While the domestic market is generally priced and contracted for 2020, there is some potential for recovery in other traditional steel markets, Atkins said. In the medium term, Atkins said Ramaco is comfortable with the metallurgical coal market today, but in the short term, it can face the same challenges of any commodity company.

"The met coal market is not the kind of thing that you can necessarily gauge by your wristwatch," Atkins said. "It's got much more longer-term secular trends. I'm very comfortable with the met space. Honestly, I think if you step back and look at a much longer-term perspective, I think between emerging economies and general growth in the developed world, you will have increasing demands for forms of construction."

Meanwhile, Ramaco is "always looking" for potential acquisitions to grow its portfolio and is beginning to see some opportunities crop up as other producers look to trim their asset base, the chairman added.

"A number of companies that certainly are stressed are starting to try to divest of nonstrategic assets or at least try and test the waters to see what kind of values might be available out there," Atkins said. "They're trying to raise liquidity because these are very tough times for a lot of people. Particularly those people in Appalachia that have a combination of thermal and met coal assets that are, in many cases, high-cost met coal assets."

Many of the initial assets up for sale could find it challenging to find a new home. Atkins said that while there are some exceptions, companies are now generally offering up lower-quality assets first to see if there are any bids before moving on to try selling more prized assets.

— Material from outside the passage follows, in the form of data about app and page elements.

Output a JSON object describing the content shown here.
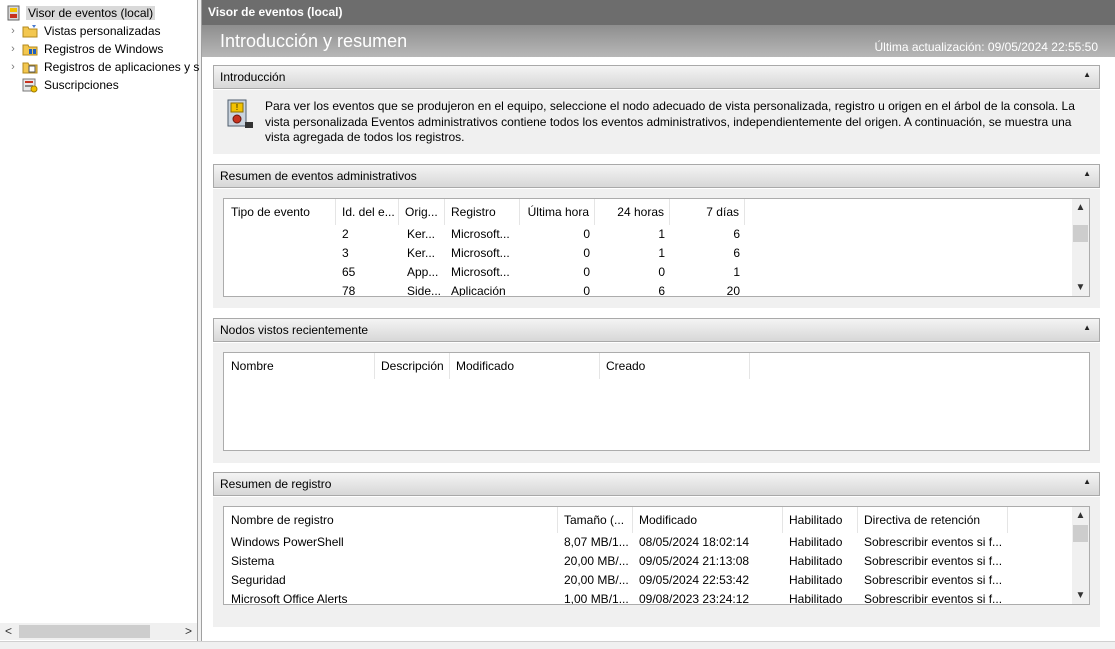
{
  "tree": {
    "items": [
      {
        "label": "Visor de eventos (local)",
        "icon": "event-viewer-icon",
        "expandable": false,
        "selected": true
      },
      {
        "label": "Vistas personalizadas",
        "icon": "folder-filter-icon",
        "expandable": true
      },
      {
        "label": "Registros de Windows",
        "icon": "windows-logs-icon",
        "expandable": true
      },
      {
        "label": "Registros de aplicaciones y s",
        "icon": "app-logs-icon",
        "expandable": true
      },
      {
        "label": "Suscripciones",
        "icon": "subscriptions-icon",
        "expandable": false
      }
    ]
  },
  "main": {
    "window_title": "Visor de eventos (local)",
    "header_title": "Introducción y resumen",
    "last_update": "Última actualización: 09/05/2024 22:55:50"
  },
  "sections": {
    "intro": {
      "title": "Introducción",
      "text": "Para ver los eventos que se produjeron en el equipo, seleccione el nodo adecuado de vista personalizada, registro u origen en el árbol de la consola. La vista personalizada Eventos administrativos contiene todos los eventos administrativos, independientemente del origen. A continuación, se muestra una vista agregada de todos los registros."
    },
    "admin": {
      "title": "Resumen de eventos administrativos",
      "columns": [
        "Tipo de evento",
        "Id. del e...",
        "Orig...",
        "Registro",
        "Última hora",
        "24 horas",
        "7 días"
      ],
      "rows": [
        {
          "type": "",
          "id": "2",
          "origin": "Ker...",
          "log": "Microsoft...",
          "hour": "0",
          "day": "1",
          "week": "6"
        },
        {
          "type": "",
          "id": "3",
          "origin": "Ker...",
          "log": "Microsoft...",
          "hour": "0",
          "day": "1",
          "week": "6"
        },
        {
          "type": "",
          "id": "65",
          "origin": "App...",
          "log": "Microsoft...",
          "hour": "0",
          "day": "0",
          "week": "1"
        },
        {
          "type": "",
          "id": "78",
          "origin": "Side...",
          "log": "Aplicación",
          "hour": "0",
          "day": "6",
          "week": "20"
        }
      ]
    },
    "recent": {
      "title": "Nodos vistos recientemente",
      "columns": [
        "Nombre",
        "Descripción",
        "Modificado",
        "Creado"
      ]
    },
    "logs": {
      "title": "Resumen de registro",
      "columns": [
        "Nombre de registro",
        "Tamaño (...",
        "Modificado",
        "Habilitado",
        "Directiva de retención"
      ],
      "rows": [
        {
          "name": "Windows PowerShell",
          "size": "8,07 MB/1...",
          "modified": "08/05/2024 18:02:14",
          "enabled": "Habilitado",
          "retention": "Sobrescribir eventos si f..."
        },
        {
          "name": "Sistema",
          "size": "20,00 MB/...",
          "modified": "09/05/2024 21:13:08",
          "enabled": "Habilitado",
          "retention": "Sobrescribir eventos si f..."
        },
        {
          "name": "Seguridad",
          "size": "20,00 MB/...",
          "modified": "09/05/2024 22:53:42",
          "enabled": "Habilitado",
          "retention": "Sobrescribir eventos si f..."
        },
        {
          "name": "Microsoft Office Alerts",
          "size": "1,00 MB/1...",
          "modified": "09/08/2023 23:24:12",
          "enabled": "Habilitado",
          "retention": "Sobrescribir eventos si f..."
        }
      ]
    }
  },
  "icons": {
    "chevron_right": "›",
    "collapse": "▲",
    "scroll_up": "▲",
    "scroll_down": "▼",
    "scroll_left": "<",
    "scroll_right": ">"
  }
}
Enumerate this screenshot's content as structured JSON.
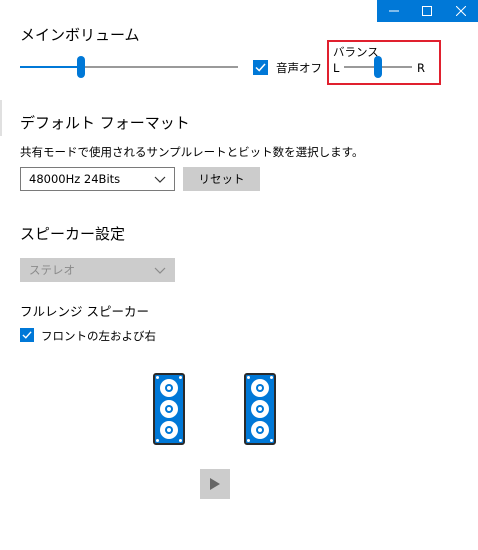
{
  "window": {
    "minimize_glyph": "—",
    "maximize_glyph": "☐",
    "close_glyph": "✕"
  },
  "main_volume": {
    "title": "メインボリューム",
    "level": 0.28,
    "mute_label": "音声オフ",
    "mute_checked": true
  },
  "balance": {
    "title": "バランス",
    "left_label": "L",
    "right_label": "R",
    "value": 0.5
  },
  "default_format": {
    "title": "デフォルト フォーマット",
    "description": "共有モードで使用されるサンプルレートとビット数を選択します。",
    "selected": "48000Hz 24Bits",
    "reset_label": "リセット"
  },
  "speaker_setup": {
    "title": "スピーカー設定",
    "selected": "ステレオ"
  },
  "full_range": {
    "title": "フルレンジ スピーカー",
    "front_label": "フロントの左および右",
    "front_checked": true
  },
  "colors": {
    "accent": "#0078d7",
    "highlight": "#e0202e"
  },
  "icons": [
    "minimize-icon",
    "maximize-icon",
    "close-icon",
    "checkmark-icon",
    "chevron-down-icon",
    "speaker-icon",
    "play-icon"
  ]
}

"We continue to look at a number of different types of reserve opportunities we hope are accretive to our existing operations," Atkins said, noting that his company is more interested in assets than in taking on another company and its existing debt load.